While overpass expansions sit on the back burner, McClung said city officials nervously hope the bridge at its inerchange remains intact.
“With the number of oil field trucks we have coming through here, it’s just a matter of time before something happens,” McClung said.
He said it’s just a matter of time before a water truck crashes into the bridge, igniting the diesel fuel in its tank.
“If the wrong thing happens and one of these suckers blows up, it’s going to be bad news,” McClung said.
Tuesday, September 18, 2007
By Record Searchlight staff Tuesday, September 18, 2007
A Colusa man was in serious condition Monday evening after the water tender he was driving for a Bieber logging company rolled over on a forest road Monday morning north of Lake Britton. Wallace Allee, 69, was airlifted to Mercy Medical Center in Redding about an hour after the 1980 Kenworth he was driving for Dell Logging hit a small tree and flipped, according a report by the California Highway Patrol.
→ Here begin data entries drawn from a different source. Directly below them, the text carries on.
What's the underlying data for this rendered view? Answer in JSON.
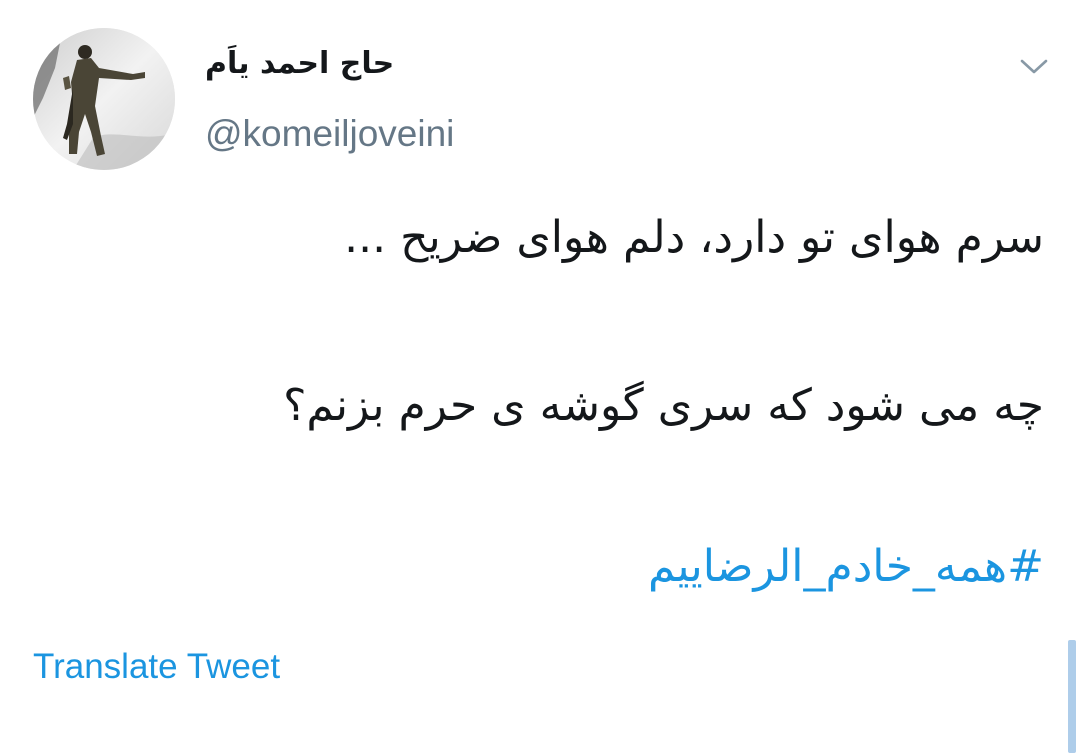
{
  "author": {
    "display_name": "حاج احمد یاَم",
    "handle": "@komeiljoveini"
  },
  "tweet": {
    "lines": [
      "سرم هوای تو دارد، دلم هوای ضریح ...",
      "چه می شود که سری گوشه ی حرم بزنم؟"
    ],
    "hashtag": "#همه_خادم_الرضاییم"
  },
  "actions": {
    "translate_label": "Translate Tweet",
    "menu_icon": "chevron-down-icon"
  },
  "colors": {
    "text": "#14171a",
    "secondary": "#657786",
    "link": "#1b95e0"
  }
}
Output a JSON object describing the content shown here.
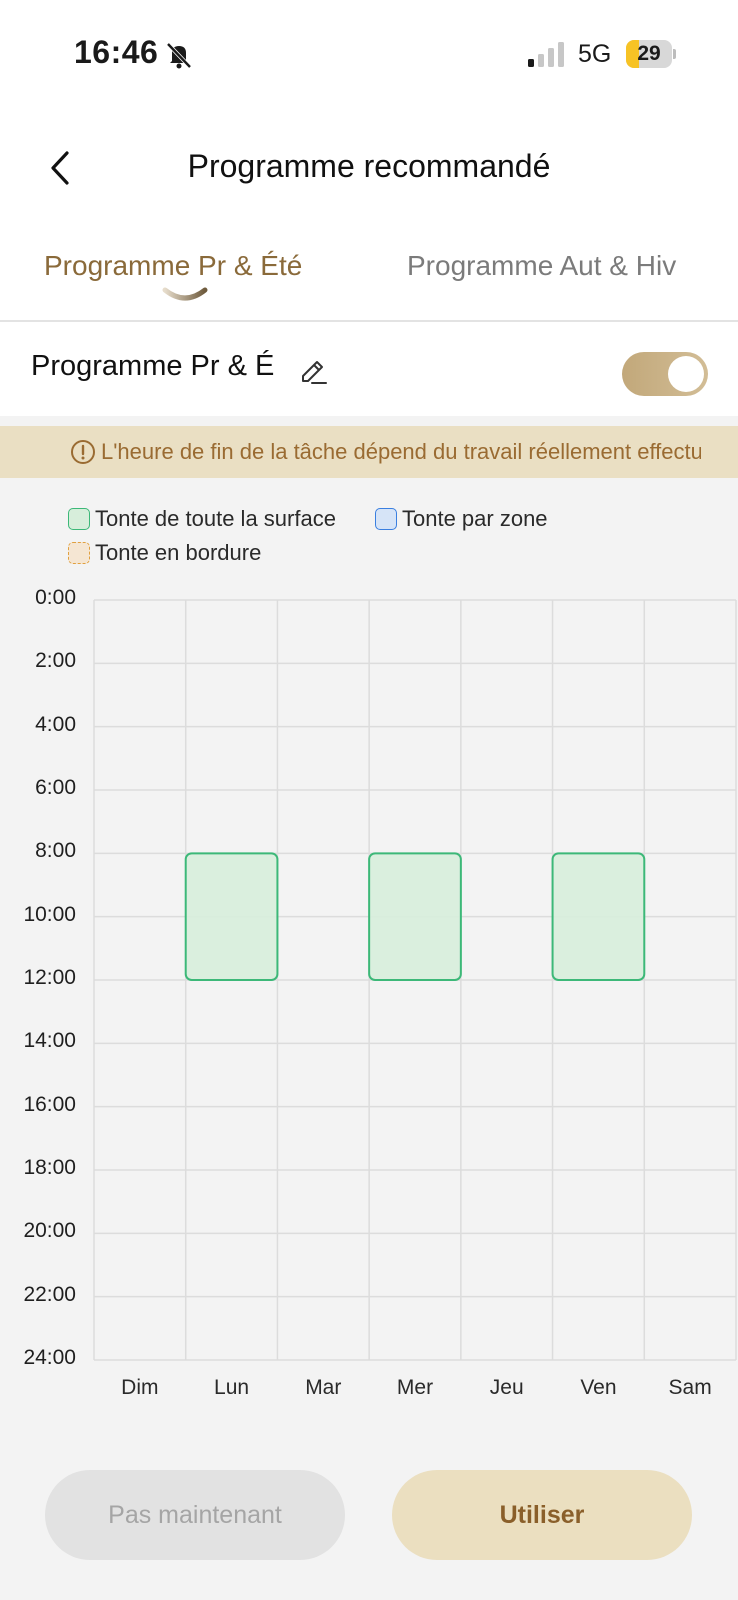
{
  "status_bar": {
    "time": "16:46",
    "network": "5G",
    "battery_level": "29",
    "battery_fraction": 0.29,
    "icons": [
      "bell-slash-icon",
      "cellular-signal-icon",
      "battery-icon"
    ]
  },
  "nav": {
    "back_icon": "chevron-left-icon",
    "title": "Programme recommandé"
  },
  "tabs": [
    {
      "label": "Programme Pr & Été",
      "active": true
    },
    {
      "label": "Programme Aut & Hiv",
      "active": false
    }
  ],
  "program": {
    "name": "Programme Pr & É",
    "edit_icon": "pencil-icon",
    "enabled": true
  },
  "notice": {
    "icon": "exclamation-circle-icon",
    "text": "L'heure de fin de la tâche dépend du travail réellement effectué"
  },
  "legend": [
    {
      "label": "Tonte de toute la surface",
      "fill": "#d7eedb",
      "stroke": "#3cb878"
    },
    {
      "label": "Tonte par zone",
      "fill": "#d6e4f7",
      "stroke": "#3a7fe0"
    },
    {
      "label": "Tonte en bordure",
      "fill": "#f5e6d3",
      "stroke": "#e0a040"
    }
  ],
  "chart_data": {
    "type": "heatmap",
    "days": [
      "Dim",
      "Lun",
      "Mar",
      "Mer",
      "Jeu",
      "Ven",
      "Sam"
    ],
    "hour_ticks": [
      "0:00",
      "2:00",
      "4:00",
      "6:00",
      "8:00",
      "10:00",
      "12:00",
      "14:00",
      "16:00",
      "18:00",
      "20:00",
      "22:00",
      "24:00"
    ],
    "y_range": [
      0,
      24
    ],
    "grid": true,
    "tasks": [
      {
        "day": "Lun",
        "start": 8,
        "end": 12,
        "type": "Tonte de toute la surface"
      },
      {
        "day": "Mer",
        "start": 8,
        "end": 12,
        "type": "Tonte de toute la surface"
      },
      {
        "day": "Ven",
        "start": 8,
        "end": 12,
        "type": "Tonte de toute la surface"
      }
    ]
  },
  "buttons": {
    "later": "Pas maintenant",
    "use": "Utiliser"
  },
  "colors": {
    "accent": "#8a6a3a",
    "toggle": "#c8b088",
    "notice_bg": "#eadfc3",
    "notice_text": "#9a6b32",
    "grid": "#dcdcdc"
  }
}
It appeared that the truck brakes had failed as Allee was driving downhill, a CUHP spokesman said. The truck lost its water tank and ended up on its wheels again, the CHP report said.
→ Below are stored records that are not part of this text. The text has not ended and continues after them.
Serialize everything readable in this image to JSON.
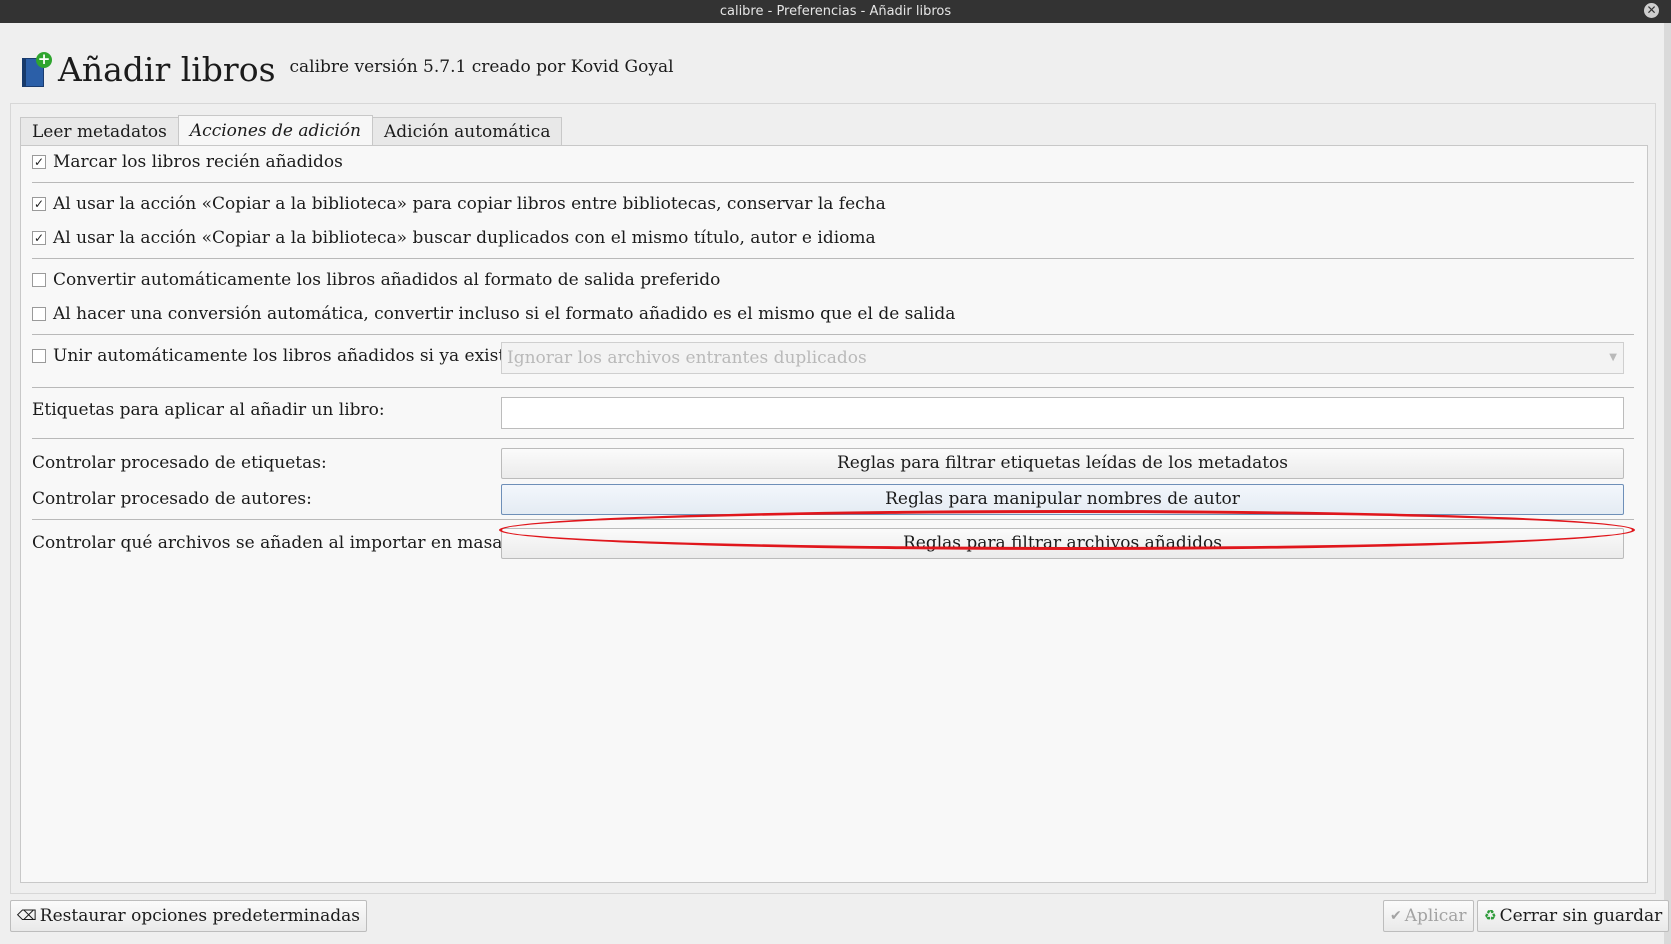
{
  "window": {
    "title": "calibre - Preferencias - Añadir libros"
  },
  "header": {
    "title": "Añadir libros",
    "version": "calibre versión 5.7.1 creado por Kovid Goyal"
  },
  "tabs": [
    {
      "label": "Leer metadatos",
      "active": false
    },
    {
      "label": "Acciones de adición",
      "active": true
    },
    {
      "label": "Adición automática",
      "active": false
    }
  ],
  "options": {
    "mark_new": {
      "label": "Marcar los libros recién añadidos",
      "checked": true
    },
    "preserve_date": {
      "label": "Al usar la acción «Copiar a la  biblioteca» para copiar libros entre bibliotecas, conservar la fecha",
      "checked": true
    },
    "check_duplicates": {
      "label": "Al usar la acción «Copiar a la biblioteca» buscar duplicados con el mismo título, autor e idioma",
      "checked": true
    },
    "auto_convert": {
      "label": "Convertir automáticamente los libros añadidos al formato de salida preferido",
      "checked": false
    },
    "convert_same": {
      "label": "Al hacer una conversión automática, convertir incluso si el formato añadido es el mismo que el de salida",
      "checked": false
    },
    "auto_merge": {
      "label": "Unir automáticamente los libros añadidos si ya existen:",
      "checked": false
    }
  },
  "merge_combo": {
    "value": "Ignorar los archivos entrantes duplicados",
    "enabled": false
  },
  "tags": {
    "label": "Etiquetas para aplicar al añadir un libro:",
    "value": ""
  },
  "rules": {
    "tags_label": "Controlar procesado de etiquetas:",
    "tags_button": "Reglas para filtrar etiquetas leídas de los metadatos",
    "authors_label": "Controlar procesado de autores:",
    "authors_button": "Reglas para manipular nombres de autor",
    "files_label": "Controlar qué archivos se añaden al importar en masa:",
    "files_button": "Reglas para filtrar archivos añadidos"
  },
  "footer": {
    "restore": "Restaurar opciones predeterminadas",
    "apply": "Aplicar",
    "close": "Cerrar sin guardar"
  },
  "colors": {
    "highlight": "#e0161c",
    "titlebar": "#333333"
  },
  "icons": {
    "app": "add-book-icon",
    "restore": "restore-icon",
    "apply": "checkmark-icon",
    "close": "recycle-icon"
  }
}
Thursday, September 13, 2007
"Strong man opens with two world's record breakers Related Videos Strong man takes aim at record Strong man John Wooten attempts to break a world record by pulling a truck at the Oklahoma State Fair. What could possibly be a better way to kick off Oklahoma's centennial year state fair than by breaking a world record?
Promoter Jim Morris would answer that with a quick reply — "breaking two world records.”Strong man John Wooten, 59, of Boston pulls a water truck weighing more than 50,000 pounds during a kickoff event for the Oklahoma State Fair Centennial Expo on Wednesday.
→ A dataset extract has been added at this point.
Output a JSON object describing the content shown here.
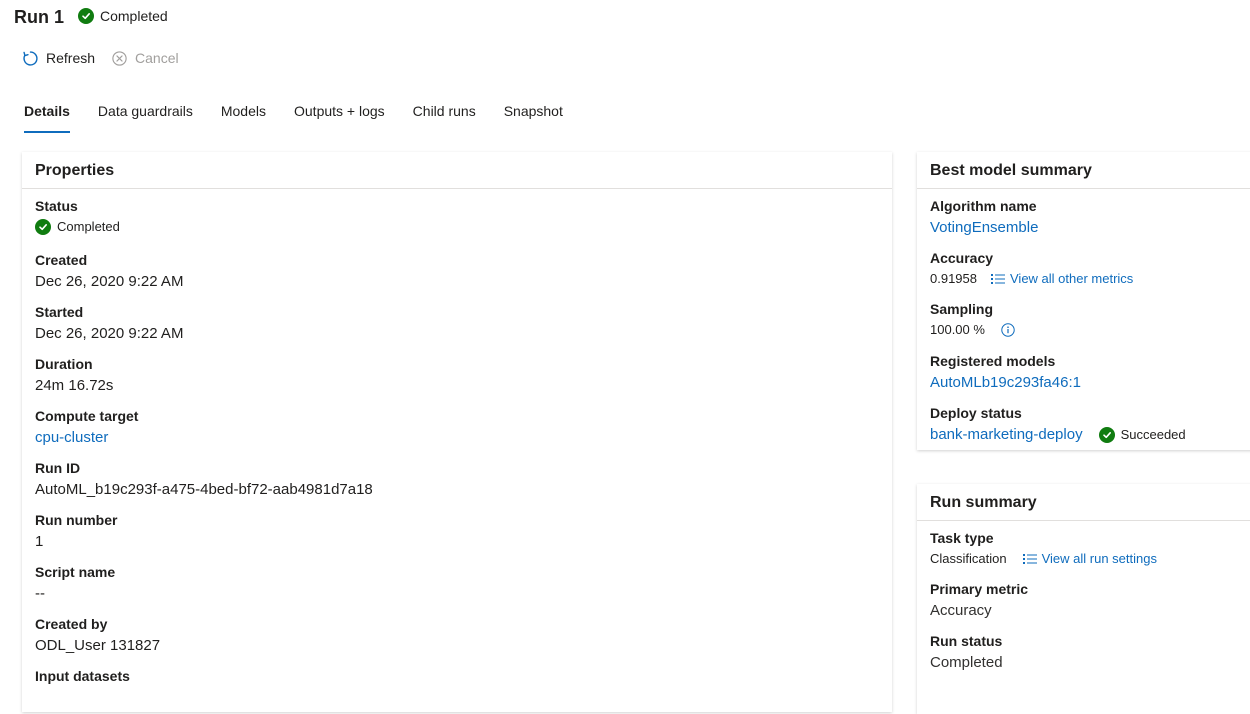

And that's what happened Wednesday. Unfortunately, not many people saw it because the fair was not yet open.
The fair begins today with opening ceremonies at 10 a.m. And in recognition of the state's 100th birthday, for one day and one day only, admission will be $1, as in 100 pennies.
After today, gate admission goes back to $8 for adults and $5 for children six through 11, but fair officials and promoters such as Morris have worked hard to make sure the entertainment and attractions are worth the admission price.
For years, Morris has been the promoter in charge of the ever-popular monster truck show. But a centennial celebration only comes along once in a lifetime, and Morris said he wanted to do something a little different this year.
What he came up with is more of the kind of blue-collar, crowd-pleasing entertainment you'd expect to mesh well with the monster-truck crowd.
"I'm doing the supercross, but then I said, ‘Hey, why don't we do something like that strongman stuff you see on TV?'” he said.
Thus was born Oklahoma's Strongest Man competition,
To promote the strong-man competition, Morris brought in John Wooten, a 59-year-old Boston resident who holds 139 world records in feats of strength.
He was going for time and distance.
It took him three tries, but on the last one, he managed to clear what he said were two world records.
The previous records for moving a 50,000-pound truck were 10 feet in 10.5 seconds, and 30 feet in 29.65 seconds.
Wooten made the 10 feet in 10.27 seconds and the 30 feet in 23.65 seconds.
"And that was uphill,” he boasted as he gasped for breath.
Over the years, Wooten said, he's done some crazy strength tests, including on separate occasions, pulling a 757 jet, pulling a cruise ship and back lifting a 7,000-pound elephant.
But during Friday night's strongest man competition at the fair, he's got a show, he said, that's "really crazy — it's gonna be really off the wall. But you have to come out Friday and see it. I'm not talking.”